Princess Diana’s father’s unsung heroism

Princess Diana’s father’s unsung heroism

Until he received a letter out of the blue, the 9th Earl Spencer admits he knew little of his father’s time in the war.

"My family and I really didn’t know anything about my father’s war stories beyond the bare minimum, so I always had this question mark as to what he had done,"

"I got this letter out of the blue a few years ago. Totally surprised – ‘Do you know who a Lt. Althorp was? Because we have records he was involved in our liberation.’ And I wrote back and said ‘Yes, Lt. Althorp would have been my father.’"

Althorp is the name of the Spencer home in Northhamptonshire, held in the family since 1508.

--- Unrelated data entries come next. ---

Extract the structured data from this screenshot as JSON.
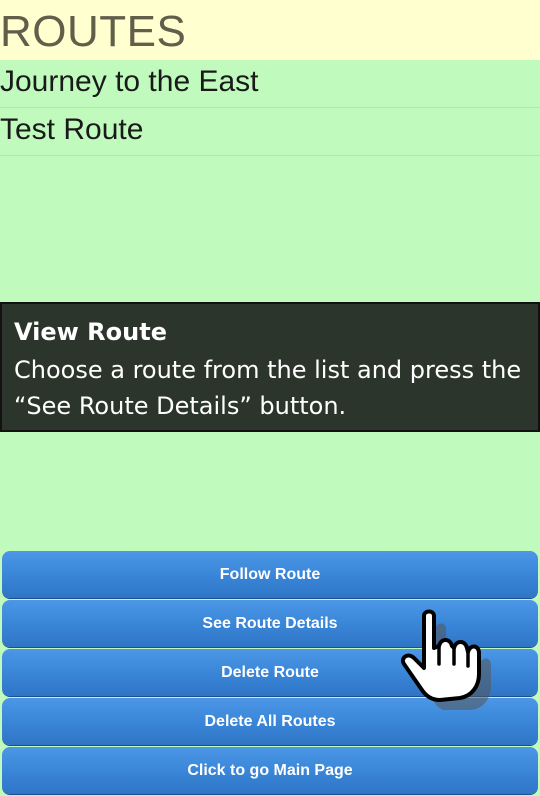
{
  "header": {
    "title": "ROUTES"
  },
  "routes": [
    {
      "label": "Journey to the East"
    },
    {
      "label": "Test Route"
    }
  ],
  "tooltip": {
    "title": "View Route",
    "text": "Choose a route from the list and press the “See Route Details” button."
  },
  "buttons": {
    "follow_route": "Follow Route",
    "see_route_details": "See Route Details",
    "delete_route": "Delete Route",
    "delete_all_routes": "Delete All Routes",
    "main_page": "Click to go Main Page"
  },
  "colors": {
    "background": "#c0fbbd",
    "header_background": "#ffffd0",
    "button_blue": "#3a86d8",
    "tooltip_background": "#2b352b"
  },
  "icons": {
    "pointer": "hand-pointer-icon"
  }
}
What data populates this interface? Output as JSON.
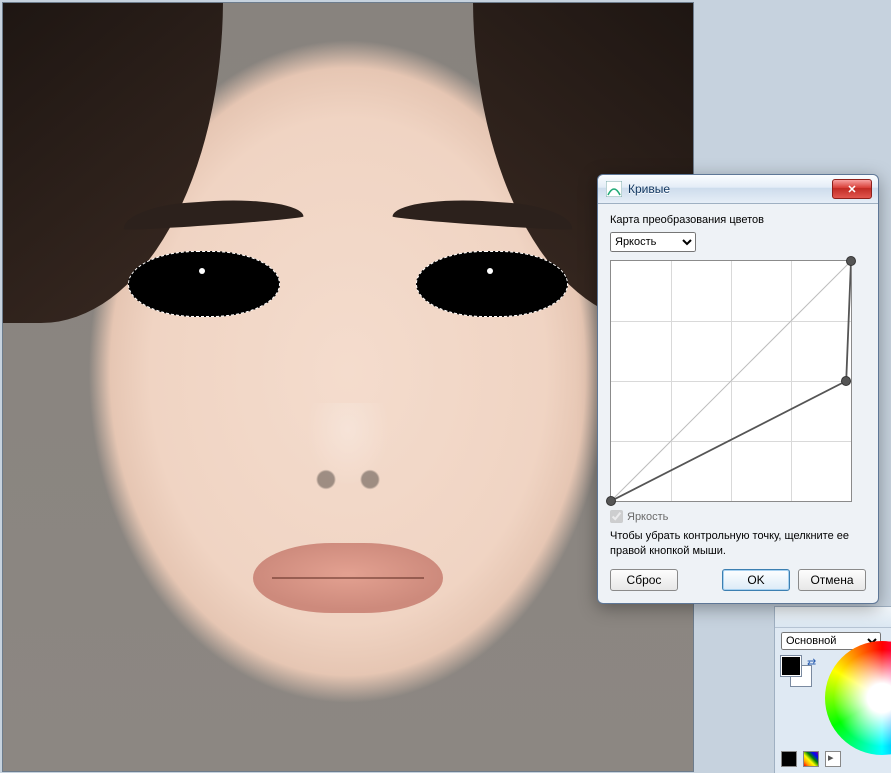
{
  "dialog": {
    "title": "Кривые",
    "section_label": "Карта преобразования цветов",
    "channel_options": [
      "Яркость"
    ],
    "channel_selected": "Яркость",
    "brightness_checkbox_label": "Яркость",
    "brightness_checked": true,
    "hint": "Чтобы убрать контрольную точку, щелкните ее правой кнопкой мыши.",
    "reset_label": "Сброс",
    "ok_label": "OK",
    "cancel_label": "Отмена",
    "curve": {
      "grid_divisions": 4,
      "points": [
        {
          "x": 0.0,
          "y": 0.0
        },
        {
          "x": 0.98,
          "y": 0.5
        },
        {
          "x": 1.0,
          "y": 1.0
        }
      ]
    }
  },
  "color_panel": {
    "mode_options": [
      "Основной"
    ],
    "mode_selected": "Основной",
    "primary_color": "#000000",
    "secondary_color": "#ffffff"
  }
}
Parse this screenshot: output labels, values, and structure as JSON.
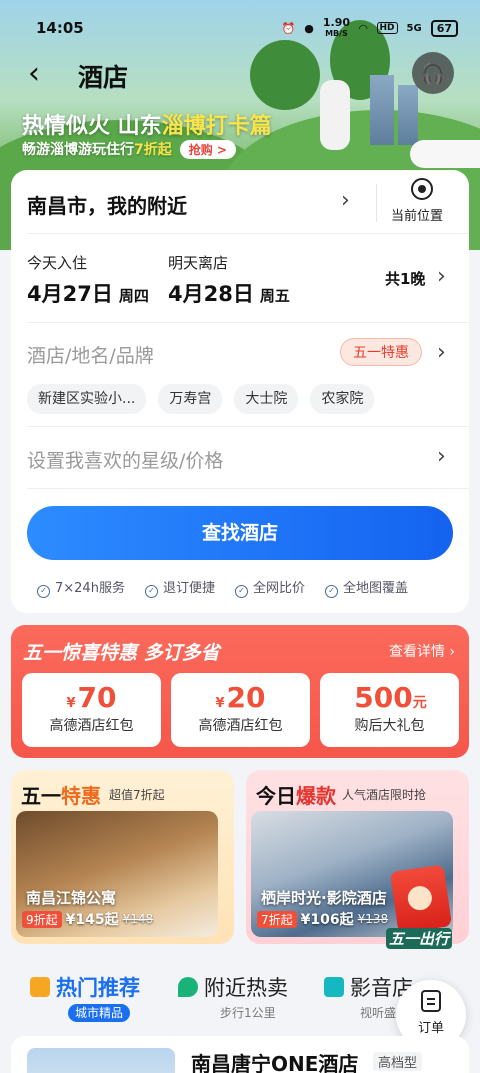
{
  "status_bar": {
    "time": "14:05",
    "speed_value": "1.90",
    "speed_unit": "MB/S",
    "hd": "HD",
    "network": "5G",
    "battery": "67"
  },
  "header": {
    "title": "酒店"
  },
  "banner": {
    "title_part1": "热情似火 山东",
    "title_highlight": "淄博打卡篇",
    "subtitle_part1": "畅游淄博游玩住行",
    "subtitle_highlight": "7折起",
    "grab_button": "抢购 >"
  },
  "search": {
    "city": "南昌市，我的附近",
    "location_button": "当前位置",
    "checkin_label": "今天入住",
    "checkin_date": "4月27日",
    "checkin_weekday": "周四",
    "checkout_label": "明天离店",
    "checkout_date": "4月28日",
    "checkout_weekday": "周五",
    "nights": "共1晚",
    "keyword_placeholder": "酒店/地名/品牌",
    "promo_badge": "五一特惠",
    "tags": [
      "新建区实验小...",
      "万寿宫",
      "大士院",
      "农家院"
    ],
    "star_price_placeholder": "设置我喜欢的星级/价格",
    "find_button": "查找酒店",
    "guarantees": [
      "7×24h服务",
      "退订便捷",
      "全网比价",
      "全地图覆盖"
    ]
  },
  "red_promo": {
    "title": "五一惊喜特惠 多订多省",
    "more": "查看详情",
    "coupons": [
      {
        "currency": "¥",
        "amount": "70",
        "unit": "",
        "name": "高德酒店红包"
      },
      {
        "currency": "¥",
        "amount": "20",
        "unit": "",
        "name": "高德酒店红包"
      },
      {
        "currency": "",
        "amount": "500",
        "unit": "元",
        "name": "购后大礼包"
      }
    ]
  },
  "deals": [
    {
      "title_part1": "五一",
      "title_accent": "特惠",
      "subtitle": "超值7折起",
      "hotel_name": "南昌江锦公寓",
      "discount": "9折起",
      "price": "¥145起",
      "original": "¥148"
    },
    {
      "title_part1": "今日",
      "title_accent": "爆款",
      "subtitle": "人气酒店限时抢",
      "hotel_name": "栖岸时光·影院酒店",
      "discount": "7折起",
      "price": "¥106起",
      "original": "¥138"
    }
  ],
  "hongbao_label": "五一出行",
  "tabs": [
    {
      "label": "热门推荐",
      "sub": "城市精品"
    },
    {
      "label": "附近热卖",
      "sub": "步行1公里"
    },
    {
      "label": "影音店",
      "sub": "视听盛"
    }
  ],
  "order_button": "订单",
  "hotel_item": {
    "name": "南昌唐宁ONE酒店",
    "level": "高档型"
  },
  "colors": {
    "primary": "#1a6ff0",
    "promo_red": "#f5574a",
    "deal_orange": "#ef6a1d"
  }
}
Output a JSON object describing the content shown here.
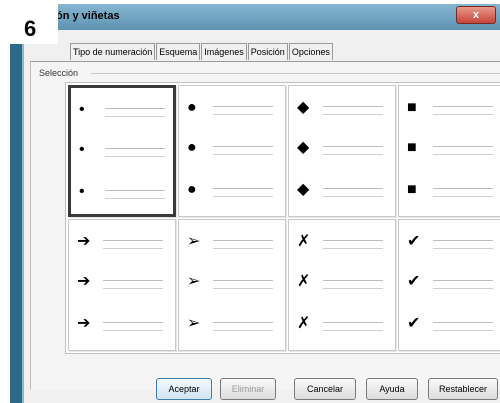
{
  "step_number": "6",
  "window": {
    "title": "ón y viñetas",
    "close_label": "x"
  },
  "tabs": [
    {
      "label": "Tipo de numeración"
    },
    {
      "label": "Esquema"
    },
    {
      "label": "Imágenes"
    },
    {
      "label": "Posición"
    },
    {
      "label": "Opciones"
    }
  ],
  "selection_label": "Selección",
  "bullet_styles": [
    {
      "symbol": "•",
      "icon": "small-dot-bullet-icon",
      "selected": true
    },
    {
      "symbol": "●",
      "icon": "large-dot-bullet-icon",
      "selected": false
    },
    {
      "symbol": "◆",
      "icon": "diamond-bullet-icon",
      "selected": false
    },
    {
      "symbol": "■",
      "icon": "square-bullet-icon",
      "selected": false
    },
    {
      "symbol": "➔",
      "icon": "arrow-bullet-icon",
      "selected": false
    },
    {
      "symbol": "➢",
      "icon": "arrowhead-bullet-icon",
      "selected": false
    },
    {
      "symbol": "✗",
      "icon": "x-mark-bullet-icon",
      "selected": false
    },
    {
      "symbol": "✔",
      "icon": "checkmark-bullet-icon",
      "selected": false
    }
  ],
  "buttons": {
    "accept": "Aceptar",
    "delete": "Eliminar",
    "cancel": "Cancelar",
    "help": "Ayuda",
    "reset": "Restablecer"
  }
}
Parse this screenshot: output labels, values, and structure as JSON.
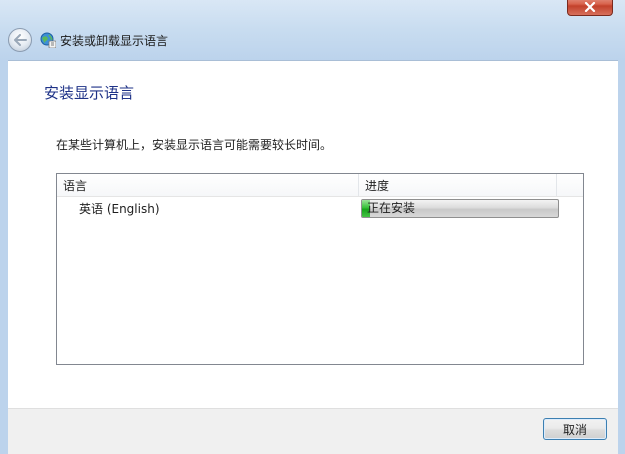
{
  "window": {
    "title": "安装或卸载显示语言"
  },
  "page": {
    "heading": "安装显示语言",
    "description": "在某些计算机上，安装显示语言可能需要较长时间。"
  },
  "listview": {
    "columns": [
      "语言",
      "进度"
    ],
    "rows": [
      {
        "language": "英语 (English)",
        "status": "正在安装",
        "progress_fraction": 0.04
      }
    ]
  },
  "footer": {
    "cancel_label": "取消"
  },
  "colors": {
    "heading": "#1e3287",
    "progress_green": "#16a41a",
    "close_button": "#c2412b"
  },
  "icons": {
    "close": "close-x-icon",
    "back": "back-arrow-icon",
    "nav": "globe-language-icon"
  }
}
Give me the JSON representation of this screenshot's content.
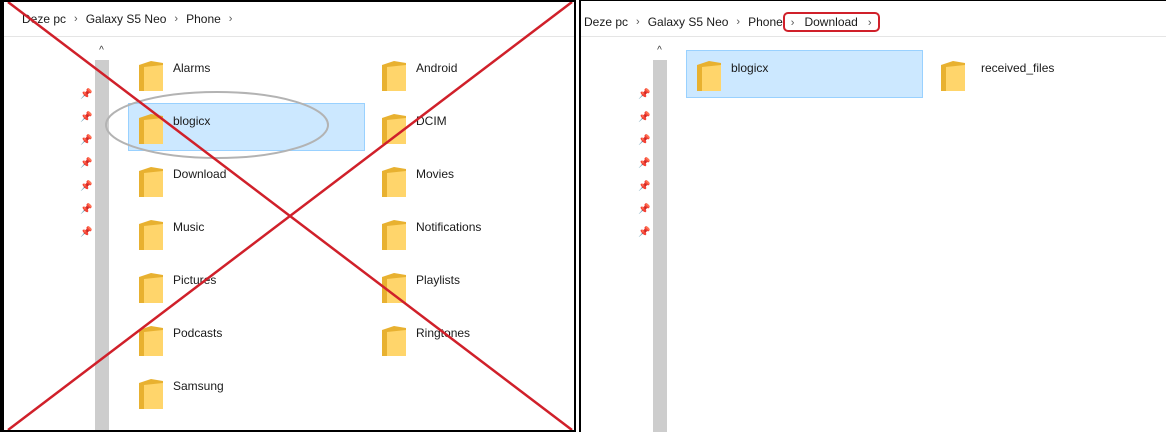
{
  "left_window": {
    "breadcrumb": [
      "Deze pc",
      "Galaxy S5 Neo",
      "Phone"
    ],
    "items": [
      {
        "name": "Alarms",
        "selected": false
      },
      {
        "name": "Android",
        "selected": false
      },
      {
        "name": "blogicx",
        "selected": true
      },
      {
        "name": "DCIM",
        "selected": false
      },
      {
        "name": "Download",
        "selected": false
      },
      {
        "name": "Movies",
        "selected": false
      },
      {
        "name": "Music",
        "selected": false
      },
      {
        "name": "Notifications",
        "selected": false
      },
      {
        "name": "Pictures",
        "selected": false
      },
      {
        "name": "Playlists",
        "selected": false
      },
      {
        "name": "Podcasts",
        "selected": false
      },
      {
        "name": "Ringtones",
        "selected": false
      },
      {
        "name": "Samsung",
        "selected": false
      }
    ],
    "pin_count": 7
  },
  "right_window": {
    "breadcrumb": [
      "Deze pc",
      "Galaxy S5 Neo",
      "Phone",
      "Download"
    ],
    "highlighted_crumb": "Download",
    "items": [
      {
        "name": "blogicx",
        "selected": true
      },
      {
        "name": "received_files",
        "selected": false
      }
    ],
    "pin_count": 7
  },
  "icons": {
    "separator": "›",
    "scroll_up": "^",
    "pin": "📌",
    "folder_icon": "folder-icon",
    "pin_icon": "pin-icon"
  },
  "colors": {
    "selection_bg": "#cce8ff",
    "selection_border": "#99d1ff",
    "folder_back": "#e8b130",
    "folder_front": "#ffd56b",
    "cross_red": "#d0202a",
    "circle_gray": "#b3b3b3",
    "highlight_red": "#d0202a"
  }
}
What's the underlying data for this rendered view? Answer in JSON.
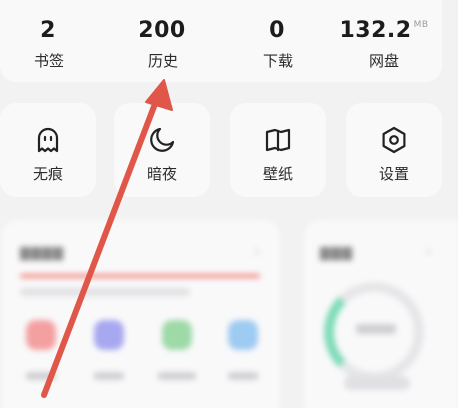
{
  "stats": [
    {
      "id": "bookmarks",
      "value": "2",
      "unit": "",
      "label": "书签"
    },
    {
      "id": "history",
      "value": "200",
      "unit": "",
      "label": "历史"
    },
    {
      "id": "downloads",
      "value": "0",
      "unit": "",
      "label": "下载"
    },
    {
      "id": "drive",
      "value": "132.2",
      "unit": "MB",
      "label": "网盘"
    }
  ],
  "tiles": [
    {
      "id": "incognito",
      "icon": "ghost-icon",
      "label": "无痕"
    },
    {
      "id": "night",
      "icon": "moon-icon",
      "label": "暗夜"
    },
    {
      "id": "wallpaper",
      "icon": "book-icon",
      "label": "壁纸"
    },
    {
      "id": "settings",
      "icon": "hexagon-gear-icon",
      "label": "设置"
    }
  ],
  "colors": {
    "arrow": "#e0574a",
    "card": "#f9f9fa",
    "background": "#f2f2f3",
    "text": "#1c1c1e"
  }
}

“This is how I learned that, while a 20-year-old lieutenant, he'd led a small force of British troops who liberated two Norman villages, La Vieille-Lyre and La Neuve-Lyre, 80-odd miles west of Paris.”

Serving in the Royal Scots Greys from 1944 to 1945 during the Second World War, John Spencer landed on Juno Beach, in France, a day after D-Day.

Known as Lieutenant Althorp during his service, he was entrusted with a small regiment.

The liberation of La Neuvre-Lyre took place on August 23, 1994.

French historian Eddy Florentin translated a story of his entrance to the town.

'They provide us with calva, champagne, eggs, flowers and fruits. We are kissed, hugged, shaking hands, jostling each other, while two or three hundred civilians circle around us, singing and dancing.

'What a wonderful summer day! The first vacation we have enjoyed for three months.'

Though the mayor of the town offered for his unit to stay, the 8th Earl Spencer replied that they must move on as there 'is still an enemy to fight.'

It wasn’t until local French historian Basil Kourotchkine and librarian and teacher June Gillis connected the dots that it become known the towns’ liberators were led by none other than Princess Diana’s father.

Made aware of his father’s heroic exploits, Earl Spencer traveled to France to take part in the 75th anniversary of the liberation of the towns.

In his address, Marc Morière , the Mayor of La Vieille-Lyre, said: 'It's a pride for us to welcome you, Charles. Seventy-five years ago, on August 23, 1944, at around 3:00 pm, your father arrived first, the young lieutenant who was only 20 years old.’